Have you ever been to an apartment building shaped like a church? Or a community walkway that felt like a train track? If the answer is yes, you may know more about adaptive reuse than you even realize.
As modern society continues to urbanize and rural areas become fewer and farther between, architectural trends are responding. It’s estimated that by 2050, approximately 90% of the human population may be city-dwellers. To prevent overextending already-crowded cities and remain cognizant of limited land supply, developers are finding innovative ways to repurpose old structures through adaptive reuse.
What is adaptive reuse?
Adaptive reuse, sometimes called building reuse, is an architectural practice that involves rehabilitating old (often historical) buildings or sites by fixing them up and giving them a new and different purpose from the structure’s original intention. In many cases, the renovation is something that provides value to the community, like turning a historic structure into an apartment building, entertainment venue or school.
Adaptive reuse shouldn’t be confused with historic preservation or house flipping. Historical preservation is the practice of preserving, conserving and protecting places or things with historical significance, while house flipping involves purchasing a residential property, renovating and turning it for profit. As such, historic preservation sites are typically legally protected from adaptive reuse, or any other public projects. They are meant to remain as a celebration or representation of their history.
How does adaptive reuse architecture work?
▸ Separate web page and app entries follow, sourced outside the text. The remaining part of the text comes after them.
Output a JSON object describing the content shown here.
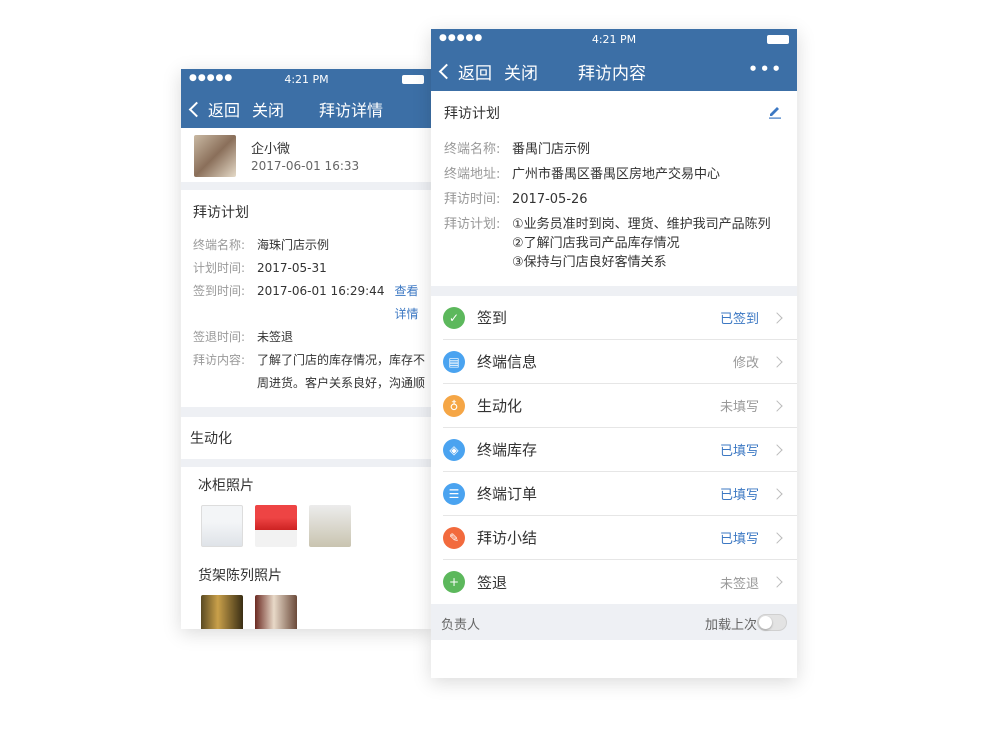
{
  "statusbar": {
    "signal": "●●●●● ",
    "time": "4:21 PM"
  },
  "left": {
    "nav": {
      "back": "返回",
      "close": "关闭",
      "title": "拜访详情"
    },
    "user": {
      "name": "企小微",
      "datetime": "2017-06-01 16:33"
    },
    "plan": {
      "title": "拜访计划",
      "rows": [
        {
          "k": "终端名称:",
          "v": "海珠门店示例"
        },
        {
          "k": "计划时间:",
          "v": "2017-05-31"
        },
        {
          "k": "签到时间:",
          "v": "2017-06-01 16:29:44",
          "link": "查看详情"
        },
        {
          "k": "签退时间:",
          "v": "未签退"
        },
        {
          "k": "拜访内容:",
          "v": "了解了门店的库存情况，库存不",
          "v2": "周进货。客户关系良好，沟通顺"
        }
      ]
    },
    "vivid": "生动化",
    "photos": {
      "fridge": "冰柜照片",
      "shelf": "货架陈列照片"
    }
  },
  "right": {
    "nav": {
      "back": "返回",
      "close": "关闭",
      "title": "拜访内容",
      "more": "•••"
    },
    "plan": {
      "title": "拜访计划",
      "rows": [
        {
          "k": "终端名称:",
          "v": "番禺门店示例"
        },
        {
          "k": "终端地址:",
          "v": "广州市番禺区番禺区房地产交易中心"
        },
        {
          "k": "拜访时间:",
          "v": "2017-05-26"
        },
        {
          "k": "拜访计划:",
          "v": "①业务员准时到岗、理货、维护我司产品陈列",
          "v2": "②了解门店我司产品库存情况",
          "v3": "③保持与门店良好客情关系"
        }
      ]
    },
    "items": [
      {
        "label": "签到",
        "status": "已签到",
        "icon": "calendar-check-icon",
        "color": "#5cb85c",
        "status_color": "#3c78c3"
      },
      {
        "label": "终端信息",
        "status": "修改",
        "icon": "id-card-icon",
        "color": "#4aa3f0",
        "status_color": "#999999"
      },
      {
        "label": "生动化",
        "status": "未填写",
        "icon": "bulb-icon",
        "color": "#f5a646",
        "status_color": "#999999"
      },
      {
        "label": "终端库存",
        "status": "已填写",
        "icon": "box-icon",
        "color": "#4aa3f0",
        "status_color": "#3c78c3"
      },
      {
        "label": "终端订单",
        "status": "已填写",
        "icon": "clipboard-icon",
        "color": "#4aa3f0",
        "status_color": "#3c78c3"
      },
      {
        "label": "拜访小结",
        "status": "已填写",
        "icon": "note-icon",
        "color": "#f26a3d",
        "status_color": "#3c78c3"
      },
      {
        "label": "签退",
        "status": "未签退",
        "icon": "calendar-out-icon",
        "color": "#5cb85c",
        "status_color": "#999999"
      }
    ],
    "footer": {
      "left": "负责人",
      "right": "加载上次"
    }
  }
}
While the concept of turning something old into something new may be enticing, there are many considerations that go into a successful adaptive reuse project. You’ll need the right investor, the right type of property and the right financing for the investment. Adaptive reuse properties are typically purchased and renovated by commercial investors using commercial and construction loans due to the scale of the investment.
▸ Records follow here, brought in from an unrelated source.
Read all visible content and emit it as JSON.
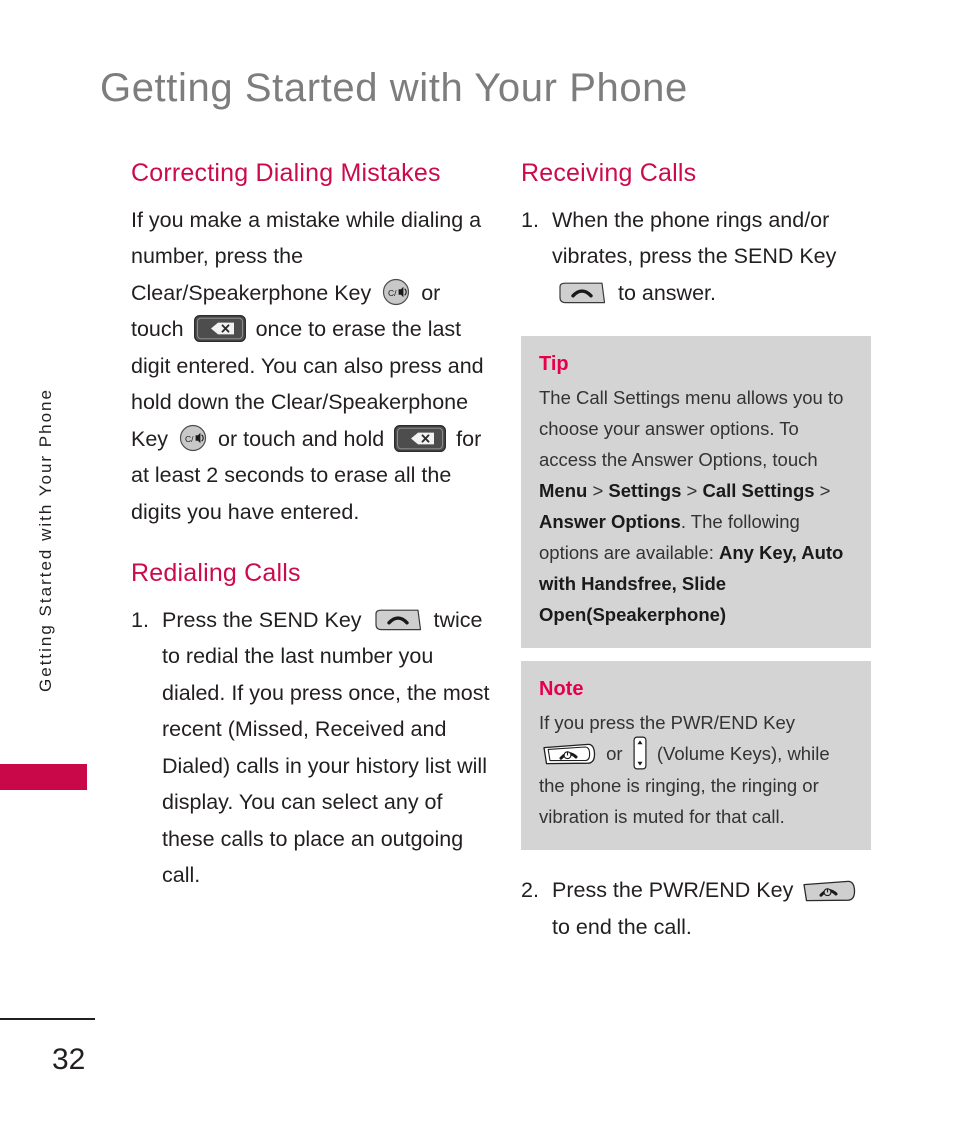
{
  "page": {
    "title": "Getting Started with Your Phone",
    "side_tab_label": "Getting Started with Your Phone",
    "page_number": "32",
    "accent_color": "#cc0a4e",
    "callout_accent_color": "#e6004c",
    "title_color": "#7d7d7d",
    "callout_bg_color": "#d4d4d4",
    "tab_marker_color": "#c9084a"
  },
  "left_column": {
    "heading_1": "Correcting Dialing Mistakes",
    "paragraph_1": {
      "part_1": "If you make a mistake while dialing a number, press the Clear/Speakerphone Key",
      "part_2": "or touch",
      "part_3": "once to erase the last digit entered. You can also press and hold down the Clear/Speakerphone Key",
      "part_4": "or touch and hold",
      "part_5": "for at least 2 seconds to erase all the digits you have entered."
    },
    "heading_2": "Redialing Calls",
    "step_1": {
      "number": "1.",
      "part_1": "Press the SEND Key",
      "part_2": "twice to redial the last number you dialed. If you press once, the most recent (Missed, Received and Dialed) calls in your history list will display. You can select any of these calls to place an outgoing call."
    }
  },
  "right_column": {
    "heading_1": "Receiving Calls",
    "step_1": {
      "number": "1.",
      "part_1": "When the phone rings and/or vibrates, press the SEND Key",
      "part_2": "to answer."
    },
    "tip": {
      "title": "Tip",
      "text_1": "The Call Settings menu allows you to choose your answer options. To access the Answer Options, touch ",
      "bold_1": "Menu",
      "sep_1": " > ",
      "bold_2": "Settings",
      "sep_2": " > ",
      "bold_3": "Call Settings",
      "sep_3": " > ",
      "bold_4": "Answer Options",
      "text_2": ". The following options are available: ",
      "bold_5": "Any Key, Auto with Handsfree, Slide Open(Speakerphone)"
    },
    "note": {
      "title": "Note",
      "text_1": "If you press the PWR/END Key",
      "text_2": "or",
      "text_3": "(Volume Keys), while the phone is ringing, the ringing or vibration is muted for that call."
    },
    "step_2": {
      "number": "2.",
      "part_1": "Press the PWR/END Key",
      "part_2": "to end the call."
    }
  },
  "icons": {
    "clear_speakerphone": "clear-speakerphone-key-icon",
    "backspace": "touch-backspace-key-icon",
    "send": "send-key-icon",
    "power_end": "power-end-key-icon",
    "volume": "volume-keys-icon"
  }
}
If you’re looking to learn more about investing in adaptive reuse architecture, you may need a real estate agent or company that specializes in finding these unique types of properties. Before you begin construction or even purchase the property, you’ll need to educate yourself on potential restrictions associated with the property. For example, specific zoning rules or regulations. There may be limitations on what you can change or how the space may be used. It would be in your best interest to seek legal and real estate advice from a professional.
Why is adaptive reuse important?
There are many reasons why adaptive reuse architecture may be significant for today’s society:
- Social impact:Adaptive reuse provides the opportunity to create social impact by repurposing old spaces into facilities that might benefit a community. For example, turning an old building into a community learning center to help engage residents and provide valuable services and activities to potentially underserved communities.
- Honors historical buildings:Adaptive reuse may help honor history by keeping the structural integrity of a space intact while still breathing new life into it. Although the building's purpose will change, the exteriors of adaptive reuse structures are often kept intact. In this way, the space's memory remains, even as it becomes something newly productive and useful for the community.
- Potential environmental benefits:Adaptive reuse aims to be environmentally friendly, putting the saying “reduce, reuse, recycle” into action. Adaptive reuse limits the need for additional materials by using the already-existing structure of a building, reusing the bones while up-cycling the space.
Examples of adaptive reuse architecture
There are many real-world examples of adaptive reuse architecture. If you’re curious about checking one out, here are a few examples of building reuse around the country:
- The NYC High Line:Located in Chelsea, the NYC High Line is a public park built on a historic freight rail line.
- Portland Japanese Gardens: Located in Portland, Oregon, the Portland Japanese Garden sits on top of an old zoo site, and was deemed one of the most beautiful and authentic Japanese gardens in the world outside of Japan by a former Japanese ambassador.
- The Mattress Factory: Located in Pittsburgh, Pennsylvania, the Mattress Factory is an old mattress factory and home turned into a museum laboratory showcasing artists’ work from around the world.
- Union Station: Located in Denver, Colorado, Union Station was formally a well-renowned hub for train travel, now transformed into a cultural destination made for shopping and dining.
- The Green Building: Located in Louisville, Kentucky, the Green Building was a dry goods store turned into a mixed-use commercial space and hub for art, culture and sustainability projects within the community
Adaptive reuse is an architectural practice that focuses on turning old, sometimes historic structures into updated, forward-thinking spaces meant to benefit the surrounding community. Adaptive reuse projects are typically financed by commercial investors. Their social impact, historical significance and often environmentally friendly nature make them something interesting to look out for. Who knows? The old church on your block may be the next hottest club.